BEGIN Input
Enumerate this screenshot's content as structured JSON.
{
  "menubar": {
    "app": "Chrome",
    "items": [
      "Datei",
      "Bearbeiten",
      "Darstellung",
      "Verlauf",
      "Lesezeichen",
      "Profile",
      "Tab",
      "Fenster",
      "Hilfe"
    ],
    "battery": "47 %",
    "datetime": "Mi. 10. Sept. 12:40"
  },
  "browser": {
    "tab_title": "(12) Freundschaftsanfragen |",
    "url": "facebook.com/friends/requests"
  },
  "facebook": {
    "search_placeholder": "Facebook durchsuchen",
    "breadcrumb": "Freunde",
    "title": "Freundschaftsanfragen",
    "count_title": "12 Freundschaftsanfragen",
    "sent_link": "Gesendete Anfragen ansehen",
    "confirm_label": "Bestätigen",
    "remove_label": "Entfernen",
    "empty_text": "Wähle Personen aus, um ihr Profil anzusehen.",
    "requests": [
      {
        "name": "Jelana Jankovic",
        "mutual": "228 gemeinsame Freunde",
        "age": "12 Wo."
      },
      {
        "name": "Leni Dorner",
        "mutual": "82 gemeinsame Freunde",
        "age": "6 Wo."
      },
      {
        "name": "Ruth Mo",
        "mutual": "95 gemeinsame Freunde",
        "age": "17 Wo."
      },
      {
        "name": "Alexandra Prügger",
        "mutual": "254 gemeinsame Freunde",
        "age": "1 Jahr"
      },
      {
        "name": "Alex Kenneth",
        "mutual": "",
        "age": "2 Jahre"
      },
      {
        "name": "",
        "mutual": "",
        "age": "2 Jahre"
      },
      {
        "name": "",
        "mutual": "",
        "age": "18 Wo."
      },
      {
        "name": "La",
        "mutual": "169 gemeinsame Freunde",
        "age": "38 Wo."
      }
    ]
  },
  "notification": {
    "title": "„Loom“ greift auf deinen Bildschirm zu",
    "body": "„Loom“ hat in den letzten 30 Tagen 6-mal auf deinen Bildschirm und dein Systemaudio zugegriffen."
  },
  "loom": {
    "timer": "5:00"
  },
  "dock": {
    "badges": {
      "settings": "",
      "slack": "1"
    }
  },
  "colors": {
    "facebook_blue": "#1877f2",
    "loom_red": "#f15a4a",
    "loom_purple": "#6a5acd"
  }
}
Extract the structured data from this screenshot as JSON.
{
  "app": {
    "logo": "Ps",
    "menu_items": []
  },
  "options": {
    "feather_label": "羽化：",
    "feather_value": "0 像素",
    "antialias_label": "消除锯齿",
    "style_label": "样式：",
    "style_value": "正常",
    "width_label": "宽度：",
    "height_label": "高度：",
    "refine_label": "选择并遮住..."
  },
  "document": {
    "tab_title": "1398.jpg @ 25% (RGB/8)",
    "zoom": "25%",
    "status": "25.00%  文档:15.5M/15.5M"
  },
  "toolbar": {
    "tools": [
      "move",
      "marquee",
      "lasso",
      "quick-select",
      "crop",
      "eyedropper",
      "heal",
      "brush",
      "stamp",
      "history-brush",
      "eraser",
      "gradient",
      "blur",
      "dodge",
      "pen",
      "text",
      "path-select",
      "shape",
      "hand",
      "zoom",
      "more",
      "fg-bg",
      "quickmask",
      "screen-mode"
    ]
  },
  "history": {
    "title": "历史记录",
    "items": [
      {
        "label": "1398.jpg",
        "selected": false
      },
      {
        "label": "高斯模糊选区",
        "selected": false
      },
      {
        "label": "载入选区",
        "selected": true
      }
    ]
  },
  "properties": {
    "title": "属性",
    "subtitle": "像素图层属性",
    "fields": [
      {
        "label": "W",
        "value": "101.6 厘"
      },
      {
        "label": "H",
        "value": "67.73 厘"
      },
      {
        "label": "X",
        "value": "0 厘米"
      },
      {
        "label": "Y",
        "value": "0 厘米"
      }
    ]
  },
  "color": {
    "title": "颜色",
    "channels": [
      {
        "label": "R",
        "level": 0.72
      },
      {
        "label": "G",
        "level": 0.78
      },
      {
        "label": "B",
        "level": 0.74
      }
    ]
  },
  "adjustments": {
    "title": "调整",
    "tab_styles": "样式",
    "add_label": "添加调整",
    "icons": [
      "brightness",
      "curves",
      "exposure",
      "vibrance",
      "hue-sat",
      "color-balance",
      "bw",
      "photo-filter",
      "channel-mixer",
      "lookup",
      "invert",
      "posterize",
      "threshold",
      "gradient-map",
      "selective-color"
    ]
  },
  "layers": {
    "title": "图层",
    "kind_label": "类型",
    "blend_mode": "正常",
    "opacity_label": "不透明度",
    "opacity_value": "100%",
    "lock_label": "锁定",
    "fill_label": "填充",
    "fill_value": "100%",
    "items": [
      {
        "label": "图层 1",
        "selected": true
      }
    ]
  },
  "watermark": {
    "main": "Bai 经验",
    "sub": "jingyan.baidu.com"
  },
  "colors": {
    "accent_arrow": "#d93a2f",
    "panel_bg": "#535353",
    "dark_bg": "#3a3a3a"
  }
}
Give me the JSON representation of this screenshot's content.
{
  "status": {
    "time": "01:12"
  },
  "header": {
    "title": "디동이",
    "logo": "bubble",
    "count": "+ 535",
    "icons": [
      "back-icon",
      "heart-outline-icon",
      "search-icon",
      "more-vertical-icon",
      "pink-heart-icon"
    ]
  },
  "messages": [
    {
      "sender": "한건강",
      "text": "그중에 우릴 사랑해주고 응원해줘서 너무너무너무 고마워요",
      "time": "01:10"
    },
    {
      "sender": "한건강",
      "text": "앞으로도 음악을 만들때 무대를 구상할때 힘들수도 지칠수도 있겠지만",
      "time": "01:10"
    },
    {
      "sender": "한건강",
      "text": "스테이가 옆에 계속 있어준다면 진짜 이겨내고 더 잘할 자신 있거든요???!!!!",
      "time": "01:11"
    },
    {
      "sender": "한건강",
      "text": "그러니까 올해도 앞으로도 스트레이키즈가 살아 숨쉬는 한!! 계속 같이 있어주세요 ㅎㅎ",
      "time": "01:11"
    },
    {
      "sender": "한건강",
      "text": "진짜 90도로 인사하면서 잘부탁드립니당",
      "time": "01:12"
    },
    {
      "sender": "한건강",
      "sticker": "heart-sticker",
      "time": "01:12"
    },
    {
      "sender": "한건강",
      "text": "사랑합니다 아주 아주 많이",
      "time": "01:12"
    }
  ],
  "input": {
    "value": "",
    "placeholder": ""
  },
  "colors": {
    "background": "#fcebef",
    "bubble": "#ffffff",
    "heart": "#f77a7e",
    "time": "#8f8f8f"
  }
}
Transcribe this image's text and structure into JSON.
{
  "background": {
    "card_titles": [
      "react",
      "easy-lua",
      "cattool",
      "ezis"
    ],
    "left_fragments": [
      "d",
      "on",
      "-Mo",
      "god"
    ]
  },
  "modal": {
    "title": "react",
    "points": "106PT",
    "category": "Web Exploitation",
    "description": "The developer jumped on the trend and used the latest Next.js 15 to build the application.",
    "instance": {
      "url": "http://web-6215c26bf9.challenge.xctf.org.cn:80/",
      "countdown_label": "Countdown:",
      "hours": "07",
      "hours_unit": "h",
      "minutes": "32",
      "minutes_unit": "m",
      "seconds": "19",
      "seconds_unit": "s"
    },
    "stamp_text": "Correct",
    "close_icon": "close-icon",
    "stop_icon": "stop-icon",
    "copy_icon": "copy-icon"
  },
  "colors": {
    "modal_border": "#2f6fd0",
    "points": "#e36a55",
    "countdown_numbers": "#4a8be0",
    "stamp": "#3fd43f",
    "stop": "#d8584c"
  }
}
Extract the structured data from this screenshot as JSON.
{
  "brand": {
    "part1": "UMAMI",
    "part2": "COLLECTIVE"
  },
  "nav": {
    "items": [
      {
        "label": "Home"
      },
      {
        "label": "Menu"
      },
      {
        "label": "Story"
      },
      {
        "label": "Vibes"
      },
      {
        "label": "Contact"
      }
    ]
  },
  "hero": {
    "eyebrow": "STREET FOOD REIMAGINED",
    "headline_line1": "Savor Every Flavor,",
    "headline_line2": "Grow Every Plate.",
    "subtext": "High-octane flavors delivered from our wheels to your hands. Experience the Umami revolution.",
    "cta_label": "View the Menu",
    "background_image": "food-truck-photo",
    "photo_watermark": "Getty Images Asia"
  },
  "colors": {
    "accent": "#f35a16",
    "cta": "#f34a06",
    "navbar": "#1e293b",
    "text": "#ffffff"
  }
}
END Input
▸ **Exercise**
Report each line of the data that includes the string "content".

▸ **Task response**
Enumerate this screenshot's content as structured JSON.
Give me the JSON representation of this screenshot's content.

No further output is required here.